LEXINGTON, Ky. (LEX 18) — Just as the pandemic began, 33-year-old Katherine Thompson had a heart scare that changed the way she views her health and fitness.
"Everything sort of started back in March of 2020," Thompson said. "I thought, honestly I had some sort of virus. I kept spiking these fevers, and thought, 'Oh, give it you know, give it a few days' and 'Yeah, I'm healthy, it'll be fine.' And then after a few days, the fever started spiking up to 104 and I hit 105 at one point."
It had only been a few days since Thompson was running in an organized run, something she did on a regular basis.
"I was running half marathons," Thompson said. "And I've played soccer since I was three and a half years old."
She admits she thought she was healthy and that a heart issue was never on her "radar."
Once her fever spiked, she thought she might have the coronavirus and went to UK hospital.
"They knew I had an infection. So, they just started to do scan, after scan, after scan. And when they started describing the infection in my heart, once one of the scans came back positive for that, it sounded familiar," said Thompson, who is a University of Kentucky College of Arts and Sciences associate professor of statistics and the director of graduate studies in the University of Kentucky's Dr. Bing Zhang Department of Statistics.
She said she had recently analyzed a data set about cardiovascular disease.
"I was just familiar enough with it from that setting," said Thompson, "So, when that came up, everything kind of clicked in my brain and I was like, 'Oh this is serious, like, this is a, you know, not a virus at all, a very different story."
UK diagnosed Thompson with infective endocarditis and within 24 hours, she was headed into open-heart surgery.
"Bacteria got into my bloodstream and I had a birth defect in my heart that I didn't know about," Thompson said. "So, the bacteria got stuck there and just sort of grew and grew. It was there for three or four months before they found it."
By the end of the surgery, her surgeons removed the infection from her heart and replaced two out of the four heart valves.
A year later, Thompson is still recovering.

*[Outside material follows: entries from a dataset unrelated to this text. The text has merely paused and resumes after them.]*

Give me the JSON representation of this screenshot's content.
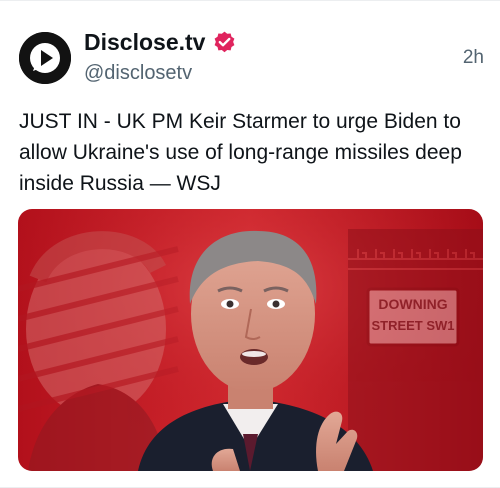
{
  "post": {
    "author_name": "Disclose.tv",
    "handle": "@disclosetv",
    "timestamp": "2h",
    "text": "JUST IN - UK PM Keir Starmer to urge Biden to allow Ukraine's use of long-range missiles deep inside Russia — WSJ",
    "verified": true,
    "avatar_icon": "disclose-play-logo",
    "verified_icon": "verified-badge-icon",
    "badge_color": "#e0245e",
    "media": {
      "description_icon": "news-photo",
      "sign_line1": "DOWNING",
      "sign_line2": "STREET SW1",
      "tint_color": "#c8202a"
    }
  }
}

"Right now, I walk a ton," explained Thompson. "I love walk-jogging. And so I'm about to walk-jogging 26 minutes which is great, and my record for jogging is four minutes in a row on the treadmill. Bit by bit I think, I'm trying to progress and progress at a pace that's good but not too fast and not too slow and just trying to figure out kind of what's next and what fitness will look like long term."
2021 Central Kentucky Heart Walk Chair and Commonwealth Credit Union President/CEO Karen Harbin stressed the importance of paying attention to health before it becomes something out of control.
"80% is lifestyle changes and exercise, eating right, controlling your medicine, knowing your symptoms; knowing your body," Harbin explained. "You can prevent heart attacks and stroke. Even if it is hereditary, the things you do in your lifestyle can prevent that. I talked about research and education, the person has to commit to knowing those things about themselves in order to make the changes they need to prevent themselves from being a fatality."
On Saturday, Thompson plans to walk in the Central Kentucky Heart Walk. The Heart Association asks participants to explain why they are walking.
Thompson said, "When I think about what my 'why,' is it really is because I'm not alone in this. UK Healthcare Dr. Hassan Reda -- everybody did such a fantastic job taking care of me. But the more I share my story, the more I hear and meet people with similar stories and so it really is about trying to improve heart health for the bigger picture and be a part of that mission you know now that I'm on the other side it's kind of like what can I do to pay this forward and help continue the trend."
Click here to sign up for Saturday's Central Kentucky Heart Walk.
"It'll be a pretty day," said Harbin. "Everybody walk and post your pictures, and help us raise awareness!"